My husband brought his Labrador Willie with him on our first date. Willie was at our wedding. He wasn’t at the hospital when our son was born, but he did take pictures with our boy when he was just five days old. Needless to say, after 10 years and many major life events, Willie was a member of the family.
Our mischievous, always gentle, butter eating, bird hunting, loving boy let us know that it was his time to go a few weeks back. We were so very sad yet grateful for all the time we had with him and for all the unconditional love he’d shown us. The hardest part of saying goodbye was explaining to Willie’s young master, our almost 4 year old, that Willie was never coming home.
Talking about death with your kids ranks right up there as one of the most challenging things we must do as parents. Don’t be surprised if you see decreased social skills, regression in toileting, anxiousness, and needy behaviors with your young ones. We definitely saw a bit of anxiousness and neediness in our little guy. Luckily for us, we have an amazing preschool teacher who, along with leading early childhood educator Bev Bos, shared some tips on how to deal:
Children’s Understanding of Death
Ages 2 to 4: At this stage children don’t believe death is final. It is temporary and reversible. They attempt to equate it with something they know (sleep, parents going on vacation, etc). They are more interested in what death means right now (pet/person is never coming back) rather than how it

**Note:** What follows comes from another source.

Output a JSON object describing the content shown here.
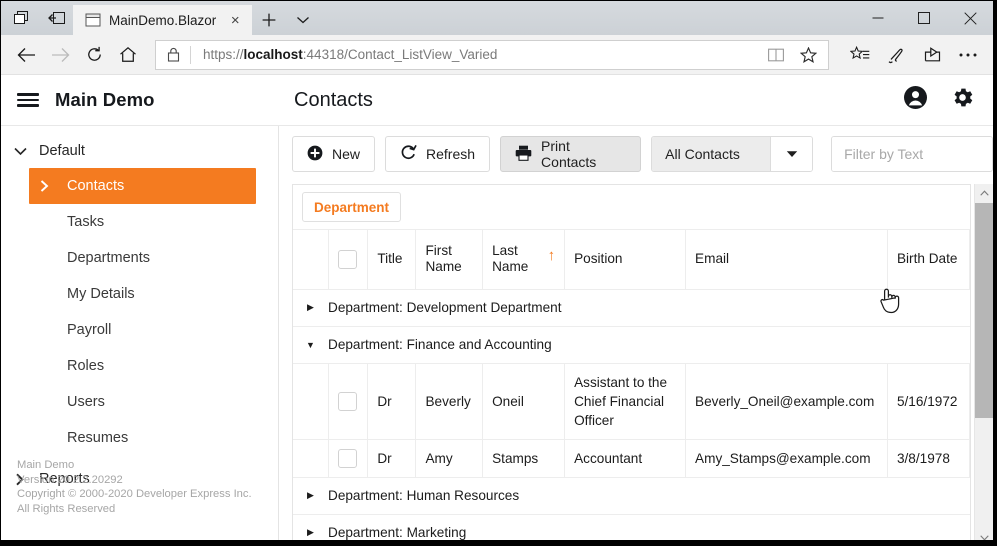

Ages 4 to 10: Children at this stage understand that everything that lives will die, although they may or may not apply this to themselves. This is fine and normal. They play many imaginary games like ghost, superheroes, and role play in an attempt to understand death and to deal with their fears. Children will often play dead and pretend to have funerals and other practices.
Ages 10+: At this stage, children understand that death is personal, inevitable, universal and final. They may have fears related to this understanding. At all ages, part of the fear of death, for children, is that they will be separated from their parents.
Helping children understand death:
- Use the word “dead.”
- Make sure the children know the pet/person who died doesn’t hurt.
- Let/encourage children to ask questions
- Have books about death and be sure to have read them already
- Allow children to grieve in their own way
- Share your feelings with the child
- One of the best ways to show support for the child is by maintaining the child’s daily routine, perhaps even simplifying the routine
- Spend extra nurturing time together
- Name what is lost, i.e. time together with your pet
- Name what is left: memories, photos, mementos, pet toys
- If asked if you are going to die, answer honestly, “No, I’m not going to die right now.”